Print the records exactly as they are written.

* Material for this task *
==*==

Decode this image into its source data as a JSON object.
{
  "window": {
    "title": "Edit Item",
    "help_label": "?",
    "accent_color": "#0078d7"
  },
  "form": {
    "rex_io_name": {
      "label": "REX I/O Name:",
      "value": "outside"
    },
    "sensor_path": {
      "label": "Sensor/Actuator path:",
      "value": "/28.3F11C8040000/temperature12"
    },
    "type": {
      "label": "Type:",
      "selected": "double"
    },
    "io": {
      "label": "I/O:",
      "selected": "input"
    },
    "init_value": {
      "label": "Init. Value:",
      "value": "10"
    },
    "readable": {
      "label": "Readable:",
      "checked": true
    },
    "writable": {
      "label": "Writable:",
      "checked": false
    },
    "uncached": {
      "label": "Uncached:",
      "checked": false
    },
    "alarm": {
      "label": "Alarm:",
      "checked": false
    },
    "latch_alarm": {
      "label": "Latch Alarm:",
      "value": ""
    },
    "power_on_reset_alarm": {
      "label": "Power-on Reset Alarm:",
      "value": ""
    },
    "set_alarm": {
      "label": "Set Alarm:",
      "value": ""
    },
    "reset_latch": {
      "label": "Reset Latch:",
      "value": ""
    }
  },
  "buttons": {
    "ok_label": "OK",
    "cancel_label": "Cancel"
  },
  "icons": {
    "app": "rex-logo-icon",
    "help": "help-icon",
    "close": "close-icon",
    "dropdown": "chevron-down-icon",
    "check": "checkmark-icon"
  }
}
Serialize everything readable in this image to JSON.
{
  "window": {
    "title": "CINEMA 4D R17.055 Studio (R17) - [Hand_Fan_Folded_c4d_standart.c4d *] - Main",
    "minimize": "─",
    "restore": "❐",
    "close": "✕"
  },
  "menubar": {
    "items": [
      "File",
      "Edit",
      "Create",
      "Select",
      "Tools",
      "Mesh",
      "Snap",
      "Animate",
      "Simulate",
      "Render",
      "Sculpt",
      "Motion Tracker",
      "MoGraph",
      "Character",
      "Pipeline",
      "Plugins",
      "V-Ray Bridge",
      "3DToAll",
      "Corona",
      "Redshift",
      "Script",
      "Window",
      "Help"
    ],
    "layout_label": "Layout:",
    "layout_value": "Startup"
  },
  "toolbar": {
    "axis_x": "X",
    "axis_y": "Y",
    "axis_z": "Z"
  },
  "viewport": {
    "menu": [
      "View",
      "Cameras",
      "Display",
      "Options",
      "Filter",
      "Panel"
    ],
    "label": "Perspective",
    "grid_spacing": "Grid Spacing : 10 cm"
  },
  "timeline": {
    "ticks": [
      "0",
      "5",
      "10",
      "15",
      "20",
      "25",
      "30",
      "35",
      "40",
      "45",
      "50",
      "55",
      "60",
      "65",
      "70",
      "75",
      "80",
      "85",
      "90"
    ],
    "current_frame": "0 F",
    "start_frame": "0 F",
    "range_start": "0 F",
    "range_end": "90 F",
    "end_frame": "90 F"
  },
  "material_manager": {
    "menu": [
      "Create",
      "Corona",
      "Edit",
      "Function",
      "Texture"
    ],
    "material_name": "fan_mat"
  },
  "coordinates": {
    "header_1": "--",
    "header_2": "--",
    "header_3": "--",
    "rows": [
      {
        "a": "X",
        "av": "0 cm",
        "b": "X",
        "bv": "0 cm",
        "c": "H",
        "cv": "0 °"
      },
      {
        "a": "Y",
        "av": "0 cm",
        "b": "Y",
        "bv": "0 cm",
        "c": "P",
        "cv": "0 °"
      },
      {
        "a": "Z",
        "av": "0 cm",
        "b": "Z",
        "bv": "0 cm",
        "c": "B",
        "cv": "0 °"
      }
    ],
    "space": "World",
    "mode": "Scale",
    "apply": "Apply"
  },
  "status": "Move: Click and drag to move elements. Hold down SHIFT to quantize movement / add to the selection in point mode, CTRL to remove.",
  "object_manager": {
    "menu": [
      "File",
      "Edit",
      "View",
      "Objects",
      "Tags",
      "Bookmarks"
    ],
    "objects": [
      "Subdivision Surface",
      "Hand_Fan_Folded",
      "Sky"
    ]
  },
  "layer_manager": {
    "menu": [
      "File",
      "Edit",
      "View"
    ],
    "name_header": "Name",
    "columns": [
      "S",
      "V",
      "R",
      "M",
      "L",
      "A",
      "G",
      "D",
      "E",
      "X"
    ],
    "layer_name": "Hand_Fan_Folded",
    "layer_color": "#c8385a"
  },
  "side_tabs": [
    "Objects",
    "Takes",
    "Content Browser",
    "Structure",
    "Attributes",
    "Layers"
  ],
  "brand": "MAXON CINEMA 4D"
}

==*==

* Expected output *
Decode this image into its source data as a JSON object.
{
  "window": {
    "title": "Edit Item",
    "help_label": "?",
    "accent_color": "#0078d7"
  },
  "form": {
    "rex_io_name": {
      "label": "REX I/O Name:",
      "value": "outside"
    },
    "sensor_path": {
      "label": "Sensor/Actuator path:",
      "value": "/28.3F11C8040000/temperature12"
    },
    "type": {
      "label": "Type:",
      "selected": "double"
    },
    "io": {
      "label": "I/O:",
      "selected": "input"
    },
    "init_value": {
      "label": "Init. Value:",
      "value": "10"
    },
    "readable": {
      "label": "Readable:",
      "checked": true
    },
    "writable": {
      "label": "Writable:",
      "checked": false
    },
    "uncached": {
      "label": "Uncached:",
      "checked": false
    },
    "alarm": {
      "label": "Alarm:",
      "checked": false
    },
    "latch_alarm": {
      "label": "Latch Alarm:",
      "value": ""
    },
    "power_on_reset_alarm": {
      "label": "Power-on Reset Alarm:",
      "value": ""
    },
    "set_alarm": {
      "label": "Set Alarm:",
      "value": ""
    },
    "reset_latch": {
      "label": "Reset Latch:",
      "value": ""
    }
  },
  "buttons": {
    "ok_label": "OK",
    "cancel_label": "Cancel"
  },
  "icons": {
    "app": "rex-logo-icon",
    "help": "help-icon",
    "close": "close-icon",
    "dropdown": "chevron-down-icon",
    "check": "checkmark-icon"
  }
}
Serialize everything readable in this image to JSON.
{
  "window": {
    "title": "CINEMA 4D R17.055 Studio (R17) - [Hand_Fan_Folded_c4d_standart.c4d *] - Main",
    "minimize": "─",
    "restore": "❐",
    "close": "✕"
  },
  "menubar": {
    "items": [
      "File",
      "Edit",
      "Create",
      "Select",
      "Tools",
      "Mesh",
      "Snap",
      "Animate",
      "Simulate",
      "Render",
      "Sculpt",
      "Motion Tracker",
      "MoGraph",
      "Character",
      "Pipeline",
      "Plugins",
      "V-Ray Bridge",
      "3DToAll",
      "Corona",
      "Redshift",
      "Script",
      "Window",
      "Help"
    ],
    "layout_label": "Layout:",
    "layout_value": "Startup"
  },
  "toolbar": {
    "axis_x": "X",
    "axis_y": "Y",
    "axis_z": "Z"
  },
  "viewport": {
    "menu": [
      "View",
      "Cameras",
      "Display",
      "Options",
      "Filter",
      "Panel"
    ],
    "label": "Perspective",
    "grid_spacing": "Grid Spacing : 10 cm"
  },
  "timeline": {
    "ticks": [
      "0",
      "5",
      "10",
      "15",
      "20",
      "25",
      "30",
      "35",
      "40",
      "45",
      "50",
      "55",
      "60",
      "65",
      "70",
      "75",
      "80",
      "85",
      "90"
    ],
    "current_frame": "0 F",
    "start_frame": "0 F",
    "range_start": "0 F",
    "range_end": "90 F",
    "end_frame": "90 F"
  },
  "material_manager": {
    "menu": [
      "Create",
      "Corona",
      "Edit",
      "Function",
      "Texture"
    ],
    "material_name": "fan_mat"
  },
  "coordinates": {
    "header_1": "--",
    "header_2": "--",
    "header_3": "--",
    "rows": [
      {
        "a": "X",
        "av": "0 cm",
        "b": "X",
        "bv": "0 cm",
        "c": "H",
        "cv": "0 °"
      },
      {
        "a": "Y",
        "av": "0 cm",
        "b": "Y",
        "bv": "0 cm",
        "c": "P",
        "cv": "0 °"
      },
      {
        "a": "Z",
        "av": "0 cm",
        "b": "Z",
        "bv": "0 cm",
        "c": "B",
        "cv": "0 °"
      }
    ],
    "space": "World",
    "mode": "Scale",
    "apply": "Apply"
  },
  "status": "Move: Click and drag to move elements. Hold down SHIFT to quantize movement / add to the selection in point mode, CTRL to remove.",
  "object_manager": {
    "menu": [
      "File",
      "Edit",
      "View",
      "Objects",
      "Tags",
      "Bookmarks"
    ],
    "objects": [
      "Subdivision Surface",
      "Hand_Fan_Folded",
      "Sky"
    ]
  },
  "layer_manager": {
    "menu": [
      "File",
      "Edit",
      "View"
    ],
    "name_header": "Name",
    "columns": [
      "S",
      "V",
      "R",
      "M",
      "L",
      "A",
      "G",
      "D",
      "E",
      "X"
    ],
    "layer_name": "Hand_Fan_Folded",
    "layer_color": "#c8385a"
  },
  "side_tabs": [
    "Objects",
    "Takes",
    "Content Browser",
    "Structure",
    "Attributes",
    "Layers"
  ],
  "brand": "MAXON CINEMA 4D"
}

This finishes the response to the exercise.